Scott Galloway talks about the way brands are using AI (machine learning) and the examples are very much in the background so that the impact on the customer experience won’t be apparent. In many respects this is similar to how fuzzy logic became invisible as it was introduced in the late 1980s.
The Japanese were particularly adept at putting an obscure form of mathematics to use. They made lifts that adapted to the traffic flows of people going in and out of a building and microwaves which knew how long to defrost whatever you put into it. Fuzzy logic compensated for blur in video camera movement in a similar manner to way smartphone manufacturers now use neural networks on images.
The Japanese promoted fuzzy logic inside products to the home market, but generally backed off from promoting it abroad. The features just were and consumers accepted them over time. In a quote that is now eerily reminiscent of our time a spokesperson for the American Electronics Association’s Tokyo office said to the Washington Post
“Some of the fuzzy concepts may be valid in the U.S.,”
“The idea of better energy efficiency, or more precise heating and cooling, can be successful in the American market,”

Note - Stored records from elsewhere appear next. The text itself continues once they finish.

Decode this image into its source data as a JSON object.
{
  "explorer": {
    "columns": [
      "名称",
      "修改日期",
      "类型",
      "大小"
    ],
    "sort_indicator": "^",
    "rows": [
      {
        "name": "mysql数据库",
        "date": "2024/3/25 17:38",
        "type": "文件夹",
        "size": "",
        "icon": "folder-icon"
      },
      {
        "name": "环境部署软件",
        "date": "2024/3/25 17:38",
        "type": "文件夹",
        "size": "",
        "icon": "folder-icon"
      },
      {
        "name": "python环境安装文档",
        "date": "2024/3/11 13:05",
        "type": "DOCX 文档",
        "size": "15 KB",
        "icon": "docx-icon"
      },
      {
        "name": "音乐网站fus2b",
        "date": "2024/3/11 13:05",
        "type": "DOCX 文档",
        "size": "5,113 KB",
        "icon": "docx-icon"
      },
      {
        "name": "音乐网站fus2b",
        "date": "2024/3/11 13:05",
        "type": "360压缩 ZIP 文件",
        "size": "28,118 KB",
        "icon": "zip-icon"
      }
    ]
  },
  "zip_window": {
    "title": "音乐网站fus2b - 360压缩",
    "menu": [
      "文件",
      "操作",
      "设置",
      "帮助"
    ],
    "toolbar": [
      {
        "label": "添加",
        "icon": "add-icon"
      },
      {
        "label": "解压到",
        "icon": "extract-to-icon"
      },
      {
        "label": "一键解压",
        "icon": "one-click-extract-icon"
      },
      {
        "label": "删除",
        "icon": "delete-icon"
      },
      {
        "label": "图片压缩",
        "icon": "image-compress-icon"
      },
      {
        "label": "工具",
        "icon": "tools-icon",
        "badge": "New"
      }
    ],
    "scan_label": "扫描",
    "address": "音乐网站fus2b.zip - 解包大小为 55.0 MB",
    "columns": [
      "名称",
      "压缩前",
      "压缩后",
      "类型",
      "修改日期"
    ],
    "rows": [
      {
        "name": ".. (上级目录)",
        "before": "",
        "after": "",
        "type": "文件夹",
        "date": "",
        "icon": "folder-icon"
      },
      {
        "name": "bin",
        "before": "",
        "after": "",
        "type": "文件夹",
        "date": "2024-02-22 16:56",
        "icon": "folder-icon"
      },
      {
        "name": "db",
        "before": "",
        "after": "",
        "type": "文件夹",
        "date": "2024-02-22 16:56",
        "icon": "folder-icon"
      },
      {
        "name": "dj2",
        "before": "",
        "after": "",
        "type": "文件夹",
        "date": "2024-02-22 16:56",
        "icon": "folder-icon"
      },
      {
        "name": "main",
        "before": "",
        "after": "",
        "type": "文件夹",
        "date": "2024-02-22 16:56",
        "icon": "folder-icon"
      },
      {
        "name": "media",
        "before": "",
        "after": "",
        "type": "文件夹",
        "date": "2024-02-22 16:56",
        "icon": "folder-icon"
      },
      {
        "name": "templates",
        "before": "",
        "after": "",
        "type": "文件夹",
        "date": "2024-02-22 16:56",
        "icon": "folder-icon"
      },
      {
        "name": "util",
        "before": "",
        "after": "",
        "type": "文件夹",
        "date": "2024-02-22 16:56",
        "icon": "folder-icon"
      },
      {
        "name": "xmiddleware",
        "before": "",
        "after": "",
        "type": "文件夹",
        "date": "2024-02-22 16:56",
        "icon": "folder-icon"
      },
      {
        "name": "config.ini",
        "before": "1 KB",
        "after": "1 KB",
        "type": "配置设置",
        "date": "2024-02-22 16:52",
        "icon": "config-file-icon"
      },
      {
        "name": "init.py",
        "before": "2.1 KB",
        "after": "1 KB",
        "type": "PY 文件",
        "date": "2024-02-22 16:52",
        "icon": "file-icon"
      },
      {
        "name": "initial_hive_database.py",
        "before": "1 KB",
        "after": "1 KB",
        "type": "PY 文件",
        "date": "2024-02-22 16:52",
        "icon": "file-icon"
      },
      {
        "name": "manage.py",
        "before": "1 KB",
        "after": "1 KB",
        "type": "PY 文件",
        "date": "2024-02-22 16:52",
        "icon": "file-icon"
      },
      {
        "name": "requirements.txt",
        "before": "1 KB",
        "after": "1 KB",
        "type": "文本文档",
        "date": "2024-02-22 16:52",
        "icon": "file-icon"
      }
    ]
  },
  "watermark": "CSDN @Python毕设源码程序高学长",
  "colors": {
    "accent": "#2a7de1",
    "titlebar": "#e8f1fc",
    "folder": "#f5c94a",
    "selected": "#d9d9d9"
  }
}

“But I don’t think most Americans want a vacuum cleaner that talks to you and says, ‘Hey, I sense that my dust bag will be full before we finish this room.’ “